_INSTRUCTIONS FOR THE TASK_. The answer must match the listing exactly, with every line written out again.

*** Opening RECORDS FOR PROCESSING ***

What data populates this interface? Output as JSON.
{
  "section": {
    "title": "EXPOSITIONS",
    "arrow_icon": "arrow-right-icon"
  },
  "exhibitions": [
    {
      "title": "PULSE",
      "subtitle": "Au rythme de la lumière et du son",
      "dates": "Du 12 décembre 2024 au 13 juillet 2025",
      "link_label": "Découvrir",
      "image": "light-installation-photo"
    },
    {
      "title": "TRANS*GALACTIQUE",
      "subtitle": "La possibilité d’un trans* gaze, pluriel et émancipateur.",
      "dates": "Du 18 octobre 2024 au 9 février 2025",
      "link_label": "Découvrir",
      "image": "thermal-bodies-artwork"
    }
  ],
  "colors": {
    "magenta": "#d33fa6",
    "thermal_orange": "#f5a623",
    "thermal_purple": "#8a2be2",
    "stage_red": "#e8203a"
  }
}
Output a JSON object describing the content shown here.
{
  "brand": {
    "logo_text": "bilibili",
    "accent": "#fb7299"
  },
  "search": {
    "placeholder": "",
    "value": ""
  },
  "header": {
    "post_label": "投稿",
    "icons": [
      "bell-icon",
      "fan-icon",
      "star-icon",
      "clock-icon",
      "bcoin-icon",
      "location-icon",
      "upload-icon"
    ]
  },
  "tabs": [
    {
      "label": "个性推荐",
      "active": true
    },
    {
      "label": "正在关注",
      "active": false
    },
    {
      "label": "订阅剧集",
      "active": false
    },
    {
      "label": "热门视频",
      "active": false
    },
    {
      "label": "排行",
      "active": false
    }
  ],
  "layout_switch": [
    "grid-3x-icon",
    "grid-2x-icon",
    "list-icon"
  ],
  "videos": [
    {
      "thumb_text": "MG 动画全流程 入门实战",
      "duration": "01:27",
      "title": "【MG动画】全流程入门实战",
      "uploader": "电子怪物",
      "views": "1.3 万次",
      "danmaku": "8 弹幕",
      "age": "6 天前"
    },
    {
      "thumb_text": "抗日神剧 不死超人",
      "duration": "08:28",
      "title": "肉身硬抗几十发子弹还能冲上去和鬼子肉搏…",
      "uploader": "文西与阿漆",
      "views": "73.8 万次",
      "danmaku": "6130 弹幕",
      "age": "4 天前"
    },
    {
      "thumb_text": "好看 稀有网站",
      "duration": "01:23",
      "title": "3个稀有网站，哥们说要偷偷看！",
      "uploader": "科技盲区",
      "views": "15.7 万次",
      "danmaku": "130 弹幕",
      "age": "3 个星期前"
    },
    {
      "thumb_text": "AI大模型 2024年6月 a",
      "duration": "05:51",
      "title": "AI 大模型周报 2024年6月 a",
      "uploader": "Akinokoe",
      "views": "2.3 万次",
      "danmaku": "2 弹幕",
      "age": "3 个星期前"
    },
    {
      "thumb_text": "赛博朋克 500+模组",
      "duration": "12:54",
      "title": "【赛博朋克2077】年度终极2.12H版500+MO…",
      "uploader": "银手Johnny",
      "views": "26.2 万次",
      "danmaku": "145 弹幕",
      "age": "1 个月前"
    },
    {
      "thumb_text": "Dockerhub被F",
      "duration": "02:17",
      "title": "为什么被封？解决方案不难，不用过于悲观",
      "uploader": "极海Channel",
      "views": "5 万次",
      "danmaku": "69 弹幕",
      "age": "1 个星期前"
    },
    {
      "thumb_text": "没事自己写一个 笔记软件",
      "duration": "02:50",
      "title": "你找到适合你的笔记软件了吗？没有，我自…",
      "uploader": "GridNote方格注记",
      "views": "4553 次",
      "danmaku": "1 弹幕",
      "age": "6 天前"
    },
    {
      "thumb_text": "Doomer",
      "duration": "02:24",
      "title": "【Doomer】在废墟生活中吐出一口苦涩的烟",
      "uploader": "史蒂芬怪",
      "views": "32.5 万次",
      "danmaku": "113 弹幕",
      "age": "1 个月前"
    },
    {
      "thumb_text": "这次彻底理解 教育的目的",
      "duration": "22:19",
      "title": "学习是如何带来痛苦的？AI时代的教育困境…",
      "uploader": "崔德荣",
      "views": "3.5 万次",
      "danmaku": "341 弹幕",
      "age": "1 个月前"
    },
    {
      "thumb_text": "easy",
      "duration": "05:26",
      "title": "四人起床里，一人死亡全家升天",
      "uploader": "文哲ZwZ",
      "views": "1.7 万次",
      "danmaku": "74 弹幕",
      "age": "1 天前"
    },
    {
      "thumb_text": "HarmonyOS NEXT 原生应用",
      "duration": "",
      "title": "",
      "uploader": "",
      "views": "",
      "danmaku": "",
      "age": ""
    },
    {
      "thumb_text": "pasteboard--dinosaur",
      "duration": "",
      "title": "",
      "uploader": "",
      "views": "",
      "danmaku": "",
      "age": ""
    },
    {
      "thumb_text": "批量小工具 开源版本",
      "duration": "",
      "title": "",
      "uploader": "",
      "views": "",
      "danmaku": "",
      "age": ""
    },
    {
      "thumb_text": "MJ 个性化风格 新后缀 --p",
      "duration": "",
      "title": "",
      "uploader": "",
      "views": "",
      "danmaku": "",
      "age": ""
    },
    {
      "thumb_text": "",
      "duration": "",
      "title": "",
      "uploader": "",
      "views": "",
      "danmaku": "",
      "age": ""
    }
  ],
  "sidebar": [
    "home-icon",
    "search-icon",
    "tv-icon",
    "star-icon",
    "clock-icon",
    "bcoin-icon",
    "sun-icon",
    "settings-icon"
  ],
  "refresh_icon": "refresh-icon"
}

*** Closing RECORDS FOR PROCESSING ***

_THE ANSWER_.
What data populates this interface? Output as JSON.
{
  "section": {
    "title": "EXPOSITIONS",
    "arrow_icon": "arrow-right-icon"
  },
  "exhibitions": [
    {
      "title": "PULSE",
      "subtitle": "Au rythme de la lumière et du son",
      "dates": "Du 12 décembre 2024 au 13 juillet 2025",
      "link_label": "Découvrir",
      "image": "light-installation-photo"
    },
    {
      "title": "TRANS*GALACTIQUE",
      "subtitle": "La possibilité d’un trans* gaze, pluriel et émancipateur.",
      "dates": "Du 18 octobre 2024 au 9 février 2025",
      "link_label": "Découvrir",
      "image": "thermal-bodies-artwork"
    }
  ],
  "colors": {
    "magenta": "#d33fa6",
    "thermal_orange": "#f5a623",
    "thermal_purple": "#8a2be2",
    "stage_red": "#e8203a"
  }
}
Output a JSON object describing the content shown here.
{
  "brand": {
    "logo_text": "bilibili",
    "accent": "#fb7299"
  },
  "search": {
    "placeholder": "",
    "value": ""
  },
  "header": {
    "post_label": "投稿",
    "icons": [
      "bell-icon",
      "fan-icon",
      "star-icon",
      "clock-icon",
      "bcoin-icon",
      "location-icon",
      "upload-icon"
    ]
  },
  "tabs": [
    {
      "label": "个性推荐",
      "active": true
    },
    {
      "label": "正在关注",
      "active": false
    },
    {
      "label": "订阅剧集",
      "active": false
    },
    {
      "label": "热门视频",
      "active": false
    },
    {
      "label": "排行",
      "active": false
    }
  ],
  "layout_switch": [
    "grid-3x-icon",
    "grid-2x-icon",
    "list-icon"
  ],
  "videos": [
    {
      "thumb_text": "MG 动画全流程 入门实战",
      "duration": "01:27",
      "title": "【MG动画】全流程入门实战",
      "uploader": "电子怪物",
      "views": "1.3 万次",
      "danmaku": "8 弹幕",
      "age": "6 天前"
    },
    {
      "thumb_text": "抗日神剧 不死超人",
      "duration": "08:28",
      "title": "肉身硬抗几十发子弹还能冲上去和鬼子肉搏…",
      "uploader": "文西与阿漆",
      "views": "73.8 万次",
      "danmaku": "6130 弹幕",
      "age": "4 天前"
    },
    {
      "thumb_text": "好看 稀有网站",
      "duration": "01:23",
      "title": "3个稀有网站，哥们说要偷偷看！",
      "uploader": "科技盲区",
      "views": "15.7 万次",
      "danmaku": "130 弹幕",
      "age": "3 个星期前"
    },
    {
      "thumb_text": "AI大模型 2024年6月 a",
      "duration": "05:51",
      "title": "AI 大模型周报 2024年6月 a",
      "uploader": "Akinokoe",
      "views": "2.3 万次",
      "danmaku": "2 弹幕",
      "age": "3 个星期前"
    },
    {
      "thumb_text": "赛博朋克 500+模组",
      "duration": "12:54",
      "title": "【赛博朋克2077】年度终极2.12H版500+MO…",
      "uploader": "银手Johnny",
      "views": "26.2 万次",
      "danmaku": "145 弹幕",
      "age": "1 个月前"
    },
    {
      "thumb_text": "Dockerhub被F",
      "duration": "02:17",
      "title": "为什么被封？解决方案不难，不用过于悲观",
      "uploader": "极海Channel",
      "views": "5 万次",
      "danmaku": "69 弹幕",
      "age": "1 个星期前"
    },
    {
      "thumb_text": "没事自己写一个 笔记软件",
      "duration": "02:50",
      "title": "你找到适合你的笔记软件了吗？没有，我自…",
      "uploader": "GridNote方格注记",
      "views": "4553 次",
      "danmaku": "1 弹幕",
      "age": "6 天前"
    },
    {
      "thumb_text": "Doomer",
      "duration": "02:24",
      "title": "【Doomer】在废墟生活中吐出一口苦涩的烟",
      "uploader": "史蒂芬怪",
      "views": "32.5 万次",
      "danmaku": "113 弹幕",
      "age": "1 个月前"
    },
    {
      "thumb_text": "这次彻底理解 教育的目的",
      "duration": "22:19",
      "title": "学习是如何带来痛苦的？AI时代的教育困境…",
      "uploader": "崔德荣",
      "views": "3.5 万次",
      "danmaku": "341 弹幕",
      "age": "1 个月前"
    },
    {
      "thumb_text": "easy",
      "duration": "05:26",
      "title": "四人起床里，一人死亡全家升天",
      "uploader": "文哲ZwZ",
      "views": "1.7 万次",
      "danmaku": "74 弹幕",
      "age": "1 天前"
    },
    {
      "thumb_text": "HarmonyOS NEXT 原生应用",
      "duration": "",
      "title": "",
      "uploader": "",
      "views": "",
      "danmaku": "",
      "age": ""
    },
    {
      "thumb_text": "pasteboard--dinosaur",
      "duration": "",
      "title": "",
      "uploader": "",
      "views": "",
      "danmaku": "",
      "age": ""
    },
    {
      "thumb_text": "批量小工具 开源版本",
      "duration": "",
      "title": "",
      "uploader": "",
      "views": "",
      "danmaku": "",
      "age": ""
    },
    {
      "thumb_text": "MJ 个性化风格 新后缀 --p",
      "duration": "",
      "title": "",
      "uploader": "",
      "views": "",
      "danmaku": "",
      "age": ""
    },
    {
      "thumb_text": "",
      "duration": "",
      "title": "",
      "uploader": "",
      "views": "",
      "danmaku": "",
      "age": ""
    }
  ],
  "sidebar": [
    "home-icon",
    "search-icon",
    "tv-icon",
    "star-icon",
    "clock-icon",
    "bcoin-icon",
    "sun-icon",
    "settings-icon"
  ],
  "refresh_icon": "refresh-icon"
}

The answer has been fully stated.